  • Setting up Git: git config with --global option to configure user name, email, editor, etc.

  • Creating a repository: git init to initialize a repo.
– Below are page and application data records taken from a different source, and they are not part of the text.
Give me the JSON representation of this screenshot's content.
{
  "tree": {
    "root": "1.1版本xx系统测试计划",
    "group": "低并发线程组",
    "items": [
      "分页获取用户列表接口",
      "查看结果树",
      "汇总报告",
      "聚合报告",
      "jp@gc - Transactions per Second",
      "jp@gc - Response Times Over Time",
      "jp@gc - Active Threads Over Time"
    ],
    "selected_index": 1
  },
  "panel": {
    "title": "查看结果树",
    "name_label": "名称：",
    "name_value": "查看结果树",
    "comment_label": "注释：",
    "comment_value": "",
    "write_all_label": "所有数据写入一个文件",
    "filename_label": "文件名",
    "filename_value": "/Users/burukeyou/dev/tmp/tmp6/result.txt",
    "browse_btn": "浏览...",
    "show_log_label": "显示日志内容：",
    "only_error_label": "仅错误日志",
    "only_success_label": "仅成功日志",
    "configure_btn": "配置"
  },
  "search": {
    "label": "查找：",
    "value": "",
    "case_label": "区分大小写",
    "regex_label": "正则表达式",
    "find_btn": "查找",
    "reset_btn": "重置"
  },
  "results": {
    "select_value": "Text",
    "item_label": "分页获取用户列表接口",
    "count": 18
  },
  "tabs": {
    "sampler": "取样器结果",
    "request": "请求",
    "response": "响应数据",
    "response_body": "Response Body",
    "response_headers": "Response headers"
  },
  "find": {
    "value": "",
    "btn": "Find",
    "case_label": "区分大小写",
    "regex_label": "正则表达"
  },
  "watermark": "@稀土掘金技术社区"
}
Git stores all of its repo data in the .git directory.

  • Tracking changes:

    • git status shows the status of the repo

      • File are stored in the project’s working directory (which users see)

      • The staging area (where the next commit is being built)

      • local repo is where commits are permanently recorded

    • git add put files in the staging area

    • git commit saves the staged content as a new commit in the local repo.

      • git commit -m "your own message" to give a messages for the purpose of your commit.
  • History

    • git diff shows differences between commits

    • git checkout recovers old version of fields

      • git checkout HEAD to go to the last commit

      • git checkout <unique ID of your commit> to go to such commit

  • Ignoring

    • .gitignore file tells Git what files to ignore

    • cat . gitignore *.dat results/ ignore files ending with “dat” and folder “results.”

  • Remotes in GitHub

    • A local git repo can be connected to one or more remote repos.

    • Use the HTTPS protocol to connect to remote repos

    • git push copies changes from a local repo to a remote repo

    • git pull copies changes from a remote repo to a local repo

  • Collaborating

    • git clone copies remote repo to create a local repo with a remote called origin automatically set up
  • Branching

    • git check - b <new-branch-name

    • git checkout master to switch to master branch.

  • Conflicts

    • occur when 2 or more people change the same lines of the same file

    • the version control system does not allow to overwrite each other’s changes blindly, but highlights conflicts so that they can be resolved.

  • Licensing

    • People who incorporate General Public License (GPL’d) software into their won software must make their software also open under the GPL license; most other open licenses do not require this.

    • The Creative Commons family of licenses allow people to mix and match requirements and restrictions on attribution, creation of derivative works, further sharing and commercialization.

  • Citation:

    • Add a CITATION file to a repo to explain how you want others to cite your work.
  • Hosting

    • Rules regarding intellectual property and storage of sensitive info apply no matter where code and data are hosted.